▶ _Task_: Read the lines below, and copy any that contain the string "time".

--- Dataset ---

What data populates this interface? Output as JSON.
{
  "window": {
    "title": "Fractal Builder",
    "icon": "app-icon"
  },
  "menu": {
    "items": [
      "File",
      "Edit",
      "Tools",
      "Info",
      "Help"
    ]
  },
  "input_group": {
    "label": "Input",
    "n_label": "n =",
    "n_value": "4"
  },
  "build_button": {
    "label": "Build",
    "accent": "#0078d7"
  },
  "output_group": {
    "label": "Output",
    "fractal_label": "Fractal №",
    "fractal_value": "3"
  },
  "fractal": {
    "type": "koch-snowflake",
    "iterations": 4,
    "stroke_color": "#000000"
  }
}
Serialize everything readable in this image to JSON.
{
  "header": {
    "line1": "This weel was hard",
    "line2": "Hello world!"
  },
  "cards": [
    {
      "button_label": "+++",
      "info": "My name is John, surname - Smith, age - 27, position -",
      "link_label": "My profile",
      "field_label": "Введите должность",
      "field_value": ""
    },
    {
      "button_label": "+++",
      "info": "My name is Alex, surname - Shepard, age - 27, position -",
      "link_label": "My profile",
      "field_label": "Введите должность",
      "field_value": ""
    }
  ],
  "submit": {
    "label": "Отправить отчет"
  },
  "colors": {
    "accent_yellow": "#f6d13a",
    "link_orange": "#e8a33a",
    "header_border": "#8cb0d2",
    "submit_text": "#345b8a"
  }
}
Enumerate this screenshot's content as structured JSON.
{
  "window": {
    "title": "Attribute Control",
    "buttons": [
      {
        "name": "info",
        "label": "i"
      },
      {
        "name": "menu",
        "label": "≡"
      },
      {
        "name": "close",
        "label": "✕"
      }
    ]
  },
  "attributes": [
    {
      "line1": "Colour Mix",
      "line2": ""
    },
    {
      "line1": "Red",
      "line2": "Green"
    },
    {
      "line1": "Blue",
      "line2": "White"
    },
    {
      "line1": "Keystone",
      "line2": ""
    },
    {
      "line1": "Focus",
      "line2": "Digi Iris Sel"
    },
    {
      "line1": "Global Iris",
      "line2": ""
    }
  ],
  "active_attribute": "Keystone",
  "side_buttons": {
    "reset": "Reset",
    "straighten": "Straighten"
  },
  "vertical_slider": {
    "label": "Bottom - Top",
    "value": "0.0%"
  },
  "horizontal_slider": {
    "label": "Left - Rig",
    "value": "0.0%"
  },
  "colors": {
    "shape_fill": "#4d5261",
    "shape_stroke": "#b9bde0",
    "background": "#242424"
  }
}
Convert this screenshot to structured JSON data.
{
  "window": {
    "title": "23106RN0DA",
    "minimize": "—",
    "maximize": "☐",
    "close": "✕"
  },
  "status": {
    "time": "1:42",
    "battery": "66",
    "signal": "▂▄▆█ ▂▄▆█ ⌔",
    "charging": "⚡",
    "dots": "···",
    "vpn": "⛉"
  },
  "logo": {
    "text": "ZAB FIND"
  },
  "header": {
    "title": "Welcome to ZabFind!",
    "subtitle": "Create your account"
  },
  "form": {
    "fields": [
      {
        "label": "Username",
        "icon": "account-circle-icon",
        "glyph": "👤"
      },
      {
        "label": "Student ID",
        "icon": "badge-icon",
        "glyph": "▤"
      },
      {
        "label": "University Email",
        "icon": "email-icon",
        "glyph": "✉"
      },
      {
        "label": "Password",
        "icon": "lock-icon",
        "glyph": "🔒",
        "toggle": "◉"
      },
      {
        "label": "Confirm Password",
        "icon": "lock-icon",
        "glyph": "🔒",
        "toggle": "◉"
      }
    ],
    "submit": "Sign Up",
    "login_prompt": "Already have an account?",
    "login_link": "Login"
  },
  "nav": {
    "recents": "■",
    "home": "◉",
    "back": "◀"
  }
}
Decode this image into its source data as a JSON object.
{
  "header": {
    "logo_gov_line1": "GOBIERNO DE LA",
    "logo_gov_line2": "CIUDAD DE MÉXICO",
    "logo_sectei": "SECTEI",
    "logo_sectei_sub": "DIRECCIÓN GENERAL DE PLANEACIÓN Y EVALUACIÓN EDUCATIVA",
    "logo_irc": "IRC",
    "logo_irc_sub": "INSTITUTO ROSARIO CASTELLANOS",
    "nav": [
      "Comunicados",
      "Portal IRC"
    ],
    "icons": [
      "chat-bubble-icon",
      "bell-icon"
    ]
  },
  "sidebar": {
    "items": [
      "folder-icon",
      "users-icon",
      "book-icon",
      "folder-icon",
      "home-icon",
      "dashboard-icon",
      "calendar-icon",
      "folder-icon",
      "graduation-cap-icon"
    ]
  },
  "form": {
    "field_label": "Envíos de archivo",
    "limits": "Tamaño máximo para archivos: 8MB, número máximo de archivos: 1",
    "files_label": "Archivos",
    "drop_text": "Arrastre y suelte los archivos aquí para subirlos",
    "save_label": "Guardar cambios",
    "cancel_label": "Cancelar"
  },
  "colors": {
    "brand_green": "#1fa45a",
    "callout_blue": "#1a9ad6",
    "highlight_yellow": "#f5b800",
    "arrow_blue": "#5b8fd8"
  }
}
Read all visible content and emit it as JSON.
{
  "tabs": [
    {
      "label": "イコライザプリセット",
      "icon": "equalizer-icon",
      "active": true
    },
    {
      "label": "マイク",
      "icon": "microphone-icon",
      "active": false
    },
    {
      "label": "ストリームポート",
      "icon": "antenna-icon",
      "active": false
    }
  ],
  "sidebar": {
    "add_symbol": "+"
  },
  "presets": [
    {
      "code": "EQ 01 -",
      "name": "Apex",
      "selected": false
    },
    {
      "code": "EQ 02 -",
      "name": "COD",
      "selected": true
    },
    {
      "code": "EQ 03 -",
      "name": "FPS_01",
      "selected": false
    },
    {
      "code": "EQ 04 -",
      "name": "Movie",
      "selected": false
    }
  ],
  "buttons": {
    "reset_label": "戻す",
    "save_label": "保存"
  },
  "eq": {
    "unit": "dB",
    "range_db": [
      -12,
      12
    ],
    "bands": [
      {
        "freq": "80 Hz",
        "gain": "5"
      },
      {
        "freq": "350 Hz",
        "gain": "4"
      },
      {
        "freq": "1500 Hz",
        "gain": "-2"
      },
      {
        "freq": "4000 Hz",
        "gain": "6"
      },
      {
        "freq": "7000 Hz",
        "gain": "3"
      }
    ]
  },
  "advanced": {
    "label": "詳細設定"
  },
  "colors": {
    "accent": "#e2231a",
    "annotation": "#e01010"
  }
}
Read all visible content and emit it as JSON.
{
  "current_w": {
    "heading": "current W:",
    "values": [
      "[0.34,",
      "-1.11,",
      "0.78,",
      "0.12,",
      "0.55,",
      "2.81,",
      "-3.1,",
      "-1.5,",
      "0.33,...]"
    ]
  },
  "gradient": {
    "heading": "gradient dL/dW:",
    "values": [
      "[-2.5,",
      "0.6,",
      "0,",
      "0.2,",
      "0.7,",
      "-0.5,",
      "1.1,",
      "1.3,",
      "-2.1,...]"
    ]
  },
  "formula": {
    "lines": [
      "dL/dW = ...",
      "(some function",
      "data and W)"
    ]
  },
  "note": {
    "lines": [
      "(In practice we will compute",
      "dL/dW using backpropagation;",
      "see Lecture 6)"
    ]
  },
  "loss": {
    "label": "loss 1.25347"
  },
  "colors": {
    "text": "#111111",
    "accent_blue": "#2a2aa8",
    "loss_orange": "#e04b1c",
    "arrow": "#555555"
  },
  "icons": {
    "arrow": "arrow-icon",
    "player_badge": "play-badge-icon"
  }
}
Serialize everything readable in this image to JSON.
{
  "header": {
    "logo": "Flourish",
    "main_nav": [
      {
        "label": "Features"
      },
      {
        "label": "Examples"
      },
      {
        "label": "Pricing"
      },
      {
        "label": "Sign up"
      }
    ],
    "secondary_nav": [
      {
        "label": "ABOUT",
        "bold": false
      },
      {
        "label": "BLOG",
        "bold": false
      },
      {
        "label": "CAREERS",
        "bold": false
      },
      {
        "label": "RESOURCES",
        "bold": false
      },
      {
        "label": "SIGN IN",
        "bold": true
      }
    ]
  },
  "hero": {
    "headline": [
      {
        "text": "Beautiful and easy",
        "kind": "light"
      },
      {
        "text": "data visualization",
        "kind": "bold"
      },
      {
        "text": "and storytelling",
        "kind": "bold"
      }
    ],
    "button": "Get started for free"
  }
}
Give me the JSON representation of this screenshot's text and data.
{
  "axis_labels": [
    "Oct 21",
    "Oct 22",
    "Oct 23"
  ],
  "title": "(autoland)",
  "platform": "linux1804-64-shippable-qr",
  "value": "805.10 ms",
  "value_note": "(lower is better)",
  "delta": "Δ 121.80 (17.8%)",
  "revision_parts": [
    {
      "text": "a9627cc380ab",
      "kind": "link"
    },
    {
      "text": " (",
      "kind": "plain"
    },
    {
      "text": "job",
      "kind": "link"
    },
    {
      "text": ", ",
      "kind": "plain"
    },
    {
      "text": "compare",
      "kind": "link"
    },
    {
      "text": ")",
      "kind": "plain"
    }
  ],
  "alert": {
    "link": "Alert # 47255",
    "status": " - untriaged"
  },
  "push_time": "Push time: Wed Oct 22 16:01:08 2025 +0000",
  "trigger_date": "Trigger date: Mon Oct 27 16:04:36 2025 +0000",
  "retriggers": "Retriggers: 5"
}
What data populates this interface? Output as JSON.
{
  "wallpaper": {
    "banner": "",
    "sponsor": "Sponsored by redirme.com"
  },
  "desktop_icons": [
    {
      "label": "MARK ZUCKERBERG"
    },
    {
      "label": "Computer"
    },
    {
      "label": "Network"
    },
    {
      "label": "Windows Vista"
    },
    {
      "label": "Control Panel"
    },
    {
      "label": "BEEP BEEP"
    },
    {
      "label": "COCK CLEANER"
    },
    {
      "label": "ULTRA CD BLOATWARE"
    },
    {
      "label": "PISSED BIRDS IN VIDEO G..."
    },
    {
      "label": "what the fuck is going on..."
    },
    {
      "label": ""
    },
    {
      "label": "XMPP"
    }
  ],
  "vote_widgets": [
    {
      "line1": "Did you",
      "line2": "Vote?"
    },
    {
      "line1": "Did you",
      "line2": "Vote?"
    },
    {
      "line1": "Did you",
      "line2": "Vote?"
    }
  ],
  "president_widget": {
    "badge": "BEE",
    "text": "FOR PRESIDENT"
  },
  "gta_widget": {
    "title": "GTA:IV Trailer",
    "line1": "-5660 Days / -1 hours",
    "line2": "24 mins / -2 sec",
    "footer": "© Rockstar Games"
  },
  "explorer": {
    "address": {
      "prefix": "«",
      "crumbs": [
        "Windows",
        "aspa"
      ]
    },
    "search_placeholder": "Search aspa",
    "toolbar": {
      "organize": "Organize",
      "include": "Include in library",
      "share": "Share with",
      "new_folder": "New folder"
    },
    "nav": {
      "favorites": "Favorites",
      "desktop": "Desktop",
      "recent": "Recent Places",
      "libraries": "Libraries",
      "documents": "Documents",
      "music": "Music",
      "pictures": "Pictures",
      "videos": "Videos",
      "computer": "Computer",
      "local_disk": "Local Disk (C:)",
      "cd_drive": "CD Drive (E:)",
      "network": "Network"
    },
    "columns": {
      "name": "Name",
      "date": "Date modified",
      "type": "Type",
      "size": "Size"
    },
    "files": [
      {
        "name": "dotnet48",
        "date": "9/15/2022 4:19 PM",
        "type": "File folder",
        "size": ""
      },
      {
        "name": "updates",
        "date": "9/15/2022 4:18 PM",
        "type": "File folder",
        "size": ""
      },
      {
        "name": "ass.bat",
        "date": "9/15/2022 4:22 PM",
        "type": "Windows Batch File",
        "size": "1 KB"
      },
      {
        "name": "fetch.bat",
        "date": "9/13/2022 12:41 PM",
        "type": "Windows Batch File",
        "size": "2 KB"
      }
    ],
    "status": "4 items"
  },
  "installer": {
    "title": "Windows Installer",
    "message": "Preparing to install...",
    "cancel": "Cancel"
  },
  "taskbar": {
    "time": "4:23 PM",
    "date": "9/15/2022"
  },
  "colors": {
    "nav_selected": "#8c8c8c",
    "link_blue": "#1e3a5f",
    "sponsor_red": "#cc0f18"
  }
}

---

▶ _Exercise solution_:
    "time": "1:42",
  "push_time": "Push time: Wed Oct 22 16:01:08 2025 +0000",
    "time": "4:23 PM",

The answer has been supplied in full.